▶ _Source records_:
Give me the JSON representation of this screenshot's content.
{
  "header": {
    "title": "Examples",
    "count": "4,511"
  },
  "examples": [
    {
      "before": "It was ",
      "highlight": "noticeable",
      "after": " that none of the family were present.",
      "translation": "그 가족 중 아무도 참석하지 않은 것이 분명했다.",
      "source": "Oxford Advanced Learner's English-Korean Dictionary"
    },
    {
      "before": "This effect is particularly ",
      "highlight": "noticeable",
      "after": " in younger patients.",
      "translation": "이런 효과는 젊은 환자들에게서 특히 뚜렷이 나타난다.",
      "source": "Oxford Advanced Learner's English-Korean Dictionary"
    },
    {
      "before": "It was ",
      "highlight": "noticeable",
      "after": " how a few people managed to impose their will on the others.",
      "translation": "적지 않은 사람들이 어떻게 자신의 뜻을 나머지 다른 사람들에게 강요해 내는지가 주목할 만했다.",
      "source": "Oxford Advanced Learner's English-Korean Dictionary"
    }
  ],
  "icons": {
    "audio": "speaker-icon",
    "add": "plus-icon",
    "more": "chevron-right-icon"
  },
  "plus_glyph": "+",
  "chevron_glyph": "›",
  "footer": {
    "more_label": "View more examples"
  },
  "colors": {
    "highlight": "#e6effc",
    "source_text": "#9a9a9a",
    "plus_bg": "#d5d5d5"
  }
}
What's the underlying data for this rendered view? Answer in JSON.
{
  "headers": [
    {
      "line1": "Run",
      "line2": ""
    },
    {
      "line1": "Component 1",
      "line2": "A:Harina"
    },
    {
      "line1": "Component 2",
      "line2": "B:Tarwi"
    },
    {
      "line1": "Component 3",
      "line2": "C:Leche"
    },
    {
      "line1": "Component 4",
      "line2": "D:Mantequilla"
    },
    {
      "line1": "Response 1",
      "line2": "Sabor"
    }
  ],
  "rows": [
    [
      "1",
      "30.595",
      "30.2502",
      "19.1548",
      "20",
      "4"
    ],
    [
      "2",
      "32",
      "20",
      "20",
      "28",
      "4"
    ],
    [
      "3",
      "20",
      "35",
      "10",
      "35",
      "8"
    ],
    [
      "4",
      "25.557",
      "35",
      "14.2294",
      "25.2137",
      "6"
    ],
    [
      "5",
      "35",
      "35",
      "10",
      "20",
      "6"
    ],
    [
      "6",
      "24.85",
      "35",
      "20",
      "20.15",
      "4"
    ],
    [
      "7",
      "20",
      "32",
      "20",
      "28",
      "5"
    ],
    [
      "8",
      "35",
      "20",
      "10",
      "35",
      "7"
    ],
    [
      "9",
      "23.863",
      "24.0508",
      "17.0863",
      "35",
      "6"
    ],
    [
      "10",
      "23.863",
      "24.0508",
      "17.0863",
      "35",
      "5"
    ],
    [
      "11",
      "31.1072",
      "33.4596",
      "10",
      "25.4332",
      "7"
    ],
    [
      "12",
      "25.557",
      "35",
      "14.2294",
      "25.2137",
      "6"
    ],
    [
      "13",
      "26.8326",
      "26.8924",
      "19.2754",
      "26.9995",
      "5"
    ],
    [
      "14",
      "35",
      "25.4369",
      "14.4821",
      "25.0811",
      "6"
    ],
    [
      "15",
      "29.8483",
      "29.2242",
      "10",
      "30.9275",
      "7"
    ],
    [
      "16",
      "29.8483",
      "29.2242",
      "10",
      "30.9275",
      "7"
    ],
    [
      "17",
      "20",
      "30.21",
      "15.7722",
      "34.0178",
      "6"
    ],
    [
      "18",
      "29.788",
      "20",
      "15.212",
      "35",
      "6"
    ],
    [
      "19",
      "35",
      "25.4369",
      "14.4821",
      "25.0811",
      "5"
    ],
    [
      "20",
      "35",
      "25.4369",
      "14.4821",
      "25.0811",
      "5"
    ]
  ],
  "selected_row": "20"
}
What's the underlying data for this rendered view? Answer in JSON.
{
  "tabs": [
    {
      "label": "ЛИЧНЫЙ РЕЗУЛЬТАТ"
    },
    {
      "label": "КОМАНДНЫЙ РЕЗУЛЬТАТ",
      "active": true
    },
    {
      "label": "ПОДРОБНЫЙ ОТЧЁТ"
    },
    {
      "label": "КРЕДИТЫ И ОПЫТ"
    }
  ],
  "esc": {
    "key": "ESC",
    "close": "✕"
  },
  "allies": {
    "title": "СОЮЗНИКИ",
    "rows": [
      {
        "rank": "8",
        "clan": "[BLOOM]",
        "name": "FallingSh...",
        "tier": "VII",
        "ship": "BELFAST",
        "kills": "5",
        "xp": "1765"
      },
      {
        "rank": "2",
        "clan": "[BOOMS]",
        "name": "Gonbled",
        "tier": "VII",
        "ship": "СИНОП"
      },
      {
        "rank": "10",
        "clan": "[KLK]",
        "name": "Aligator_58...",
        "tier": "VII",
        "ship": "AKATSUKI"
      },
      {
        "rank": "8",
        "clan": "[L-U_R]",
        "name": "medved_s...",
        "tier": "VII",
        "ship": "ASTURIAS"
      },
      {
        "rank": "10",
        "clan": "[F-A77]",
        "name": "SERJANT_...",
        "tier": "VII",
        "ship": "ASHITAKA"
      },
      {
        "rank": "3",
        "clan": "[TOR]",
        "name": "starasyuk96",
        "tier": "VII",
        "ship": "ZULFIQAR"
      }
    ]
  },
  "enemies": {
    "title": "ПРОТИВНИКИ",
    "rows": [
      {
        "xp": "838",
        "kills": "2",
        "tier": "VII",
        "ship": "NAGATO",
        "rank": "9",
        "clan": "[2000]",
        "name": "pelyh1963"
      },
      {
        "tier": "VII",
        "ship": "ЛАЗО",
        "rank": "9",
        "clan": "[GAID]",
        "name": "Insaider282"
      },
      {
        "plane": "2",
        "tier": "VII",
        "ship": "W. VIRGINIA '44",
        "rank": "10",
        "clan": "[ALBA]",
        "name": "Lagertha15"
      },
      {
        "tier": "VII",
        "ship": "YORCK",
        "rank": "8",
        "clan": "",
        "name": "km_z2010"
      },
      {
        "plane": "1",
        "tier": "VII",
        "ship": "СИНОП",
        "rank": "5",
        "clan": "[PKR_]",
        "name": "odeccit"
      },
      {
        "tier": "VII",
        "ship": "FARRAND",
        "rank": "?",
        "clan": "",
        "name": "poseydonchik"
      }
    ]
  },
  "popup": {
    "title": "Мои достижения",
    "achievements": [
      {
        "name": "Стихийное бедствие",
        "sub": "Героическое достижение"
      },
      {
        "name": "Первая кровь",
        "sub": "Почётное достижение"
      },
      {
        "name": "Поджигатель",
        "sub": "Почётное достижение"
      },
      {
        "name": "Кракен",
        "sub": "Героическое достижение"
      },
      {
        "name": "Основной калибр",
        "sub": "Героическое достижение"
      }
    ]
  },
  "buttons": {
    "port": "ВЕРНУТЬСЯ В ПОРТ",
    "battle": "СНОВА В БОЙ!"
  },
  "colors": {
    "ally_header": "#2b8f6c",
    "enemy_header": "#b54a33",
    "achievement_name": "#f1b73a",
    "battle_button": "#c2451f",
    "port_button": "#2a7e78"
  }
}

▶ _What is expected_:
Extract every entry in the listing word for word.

▶ _Task answer_:
Give me the JSON representation of this screenshot's content.
{
  "header": {
    "title": "Examples",
    "count": "4,511"
  },
  "examples": [
    {
      "before": "It was ",
      "highlight": "noticeable",
      "after": " that none of the family were present.",
      "translation": "그 가족 중 아무도 참석하지 않은 것이 분명했다.",
      "source": "Oxford Advanced Learner's English-Korean Dictionary"
    },
    {
      "before": "This effect is particularly ",
      "highlight": "noticeable",
      "after": " in younger patients.",
      "translation": "이런 효과는 젊은 환자들에게서 특히 뚜렷이 나타난다.",
      "source": "Oxford Advanced Learner's English-Korean Dictionary"
    },
    {
      "before": "It was ",
      "highlight": "noticeable",
      "after": " how a few people managed to impose their will on the others.",
      "translation": "적지 않은 사람들이 어떻게 자신의 뜻을 나머지 다른 사람들에게 강요해 내는지가 주목할 만했다.",
      "source": "Oxford Advanced Learner's English-Korean Dictionary"
    }
  ],
  "icons": {
    "audio": "speaker-icon",
    "add": "plus-icon",
    "more": "chevron-right-icon"
  },
  "plus_glyph": "+",
  "chevron_glyph": "›",
  "footer": {
    "more_label": "View more examples"
  },
  "colors": {
    "highlight": "#e6effc",
    "source_text": "#9a9a9a",
    "plus_bg": "#d5d5d5"
  }
}
What's the underlying data for this rendered view? Answer in JSON.
{
  "headers": [
    {
      "line1": "Run",
      "line2": ""
    },
    {
      "line1": "Component 1",
      "line2": "A:Harina"
    },
    {
      "line1": "Component 2",
      "line2": "B:Tarwi"
    },
    {
      "line1": "Component 3",
      "line2": "C:Leche"
    },
    {
      "line1": "Component 4",
      "line2": "D:Mantequilla"
    },
    {
      "line1": "Response 1",
      "line2": "Sabor"
    }
  ],
  "rows": [
    [
      "1",
      "30.595",
      "30.2502",
      "19.1548",
      "20",
      "4"
    ],
    [
      "2",
      "32",
      "20",
      "20",
      "28",
      "4"
    ],
    [
      "3",
      "20",
      "35",
      "10",
      "35",
      "8"
    ],
    [
      "4",
      "25.557",
      "35",
      "14.2294",
      "25.2137",
      "6"
    ],
    [
      "5",
      "35",
      "35",
      "10",
      "20",
      "6"
    ],
    [
      "6",
      "24.85",
      "35",
      "20",
      "20.15",
      "4"
    ],
    [
      "7",
      "20",
      "32",
      "20",
      "28",
      "5"
    ],
    [
      "8",
      "35",
      "20",
      "10",
      "35",
      "7"
    ],
    [
      "9",
      "23.863",
      "24.0508",
      "17.0863",
      "35",
      "6"
    ],
    [
      "10",
      "23.863",
      "24.0508",
      "17.0863",
      "35",
      "5"
    ],
    [
      "11",
      "31.1072",
      "33.4596",
      "10",
      "25.4332",
      "7"
    ],
    [
      "12",
      "25.557",
      "35",
      "14.2294",
      "25.2137",
      "6"
    ],
    [
      "13",
      "26.8326",
      "26.8924",
      "19.2754",
      "26.9995",
      "5"
    ],
    [
      "14",
      "35",
      "25.4369",
      "14.4821",
      "25.0811",
      "6"
    ],
    [
      "15",
      "29.8483",
      "29.2242",
      "10",
      "30.9275",
      "7"
    ],
    [
      "16",
      "29.8483",
      "29.2242",
      "10",
      "30.9275",
      "7"
    ],
    [
      "17",
      "20",
      "30.21",
      "15.7722",
      "34.0178",
      "6"
    ],
    [
      "18",
      "29.788",
      "20",
      "15.212",
      "35",
      "6"
    ],
    [
      "19",
      "35",
      "25.4369",
      "14.4821",
      "25.0811",
      "5"
    ],
    [
      "20",
      "35",
      "25.4369",
      "14.4821",
      "25.0811",
      "5"
    ]
  ],
  "selected_row": "20"
}
What's the underlying data for this rendered view? Answer in JSON.
{
  "tabs": [
    {
      "label": "ЛИЧНЫЙ РЕЗУЛЬТАТ"
    },
    {
      "label": "КОМАНДНЫЙ РЕЗУЛЬТАТ",
      "active": true
    },
    {
      "label": "ПОДРОБНЫЙ ОТЧЁТ"
    },
    {
      "label": "КРЕДИТЫ И ОПЫТ"
    }
  ],
  "esc": {
    "key": "ESC",
    "close": "✕"
  },
  "allies": {
    "title": "СОЮЗНИКИ",
    "rows": [
      {
        "rank": "8",
        "clan": "[BLOOM]",
        "name": "FallingSh...",
        "tier": "VII",
        "ship": "BELFAST",
        "kills": "5",
        "xp": "1765"
      },
      {
        "rank": "2",
        "clan": "[BOOMS]",
        "name": "Gonbled",
        "tier": "VII",
        "ship": "СИНОП"
      },
      {
        "rank": "10",
        "clan": "[KLK]",
        "name": "Aligator_58...",
        "tier": "VII",
        "ship": "AKATSUKI"
      },
      {
        "rank": "8",
        "clan": "[L-U_R]",
        "name": "medved_s...",
        "tier": "VII",
        "ship": "ASTURIAS"
      },
      {
        "rank": "10",
        "clan": "[F-A77]",
        "name": "SERJANT_...",
        "tier": "VII",
        "ship": "ASHITAKA"
      },
      {
        "rank": "3",
        "clan": "[TOR]",
        "name": "starasyuk96",
        "tier": "VII",
        "ship": "ZULFIQAR"
      }
    ]
  },
  "enemies": {
    "title": "ПРОТИВНИКИ",
    "rows": [
      {
        "xp": "838",
        "kills": "2",
        "tier": "VII",
        "ship": "NAGATO",
        "rank": "9",
        "clan": "[2000]",
        "name": "pelyh1963"
      },
      {
        "tier": "VII",
        "ship": "ЛАЗО",
        "rank": "9",
        "clan": "[GAID]",
        "name": "Insaider282"
      },
      {
        "plane": "2",
        "tier": "VII",
        "ship": "W. VIRGINIA '44",
        "rank": "10",
        "clan": "[ALBA]",
        "name": "Lagertha15"
      },
      {
        "tier": "VII",
        "ship": "YORCK",
        "rank": "8",
        "clan": "",
        "name": "km_z2010"
      },
      {
        "plane": "1",
        "tier": "VII",
        "ship": "СИНОП",
        "rank": "5",
        "clan": "[PKR_]",
        "name": "odeccit"
      },
      {
        "tier": "VII",
        "ship": "FARRAND",
        "rank": "?",
        "clan": "",
        "name": "poseydonchik"
      }
    ]
  },
  "popup": {
    "title": "Мои достижения",
    "achievements": [
      {
        "name": "Стихийное бедствие",
        "sub": "Героическое достижение"
      },
      {
        "name": "Первая кровь",
        "sub": "Почётное достижение"
      },
      {
        "name": "Поджигатель",
        "sub": "Почётное достижение"
      },
      {
        "name": "Кракен",
        "sub": "Героическое достижение"
      },
      {
        "name": "Основной калибр",
        "sub": "Героическое достижение"
      }
    ]
  },
  "buttons": {
    "port": "ВЕРНУТЬСЯ В ПОРТ",
    "battle": "СНОВА В БОЙ!"
  },
  "colors": {
    "ally_header": "#2b8f6c",
    "enemy_header": "#b54a33",
    "achievement_name": "#f1b73a",
    "battle_button": "#c2451f",
    "port_button": "#2a7e78"
  }
}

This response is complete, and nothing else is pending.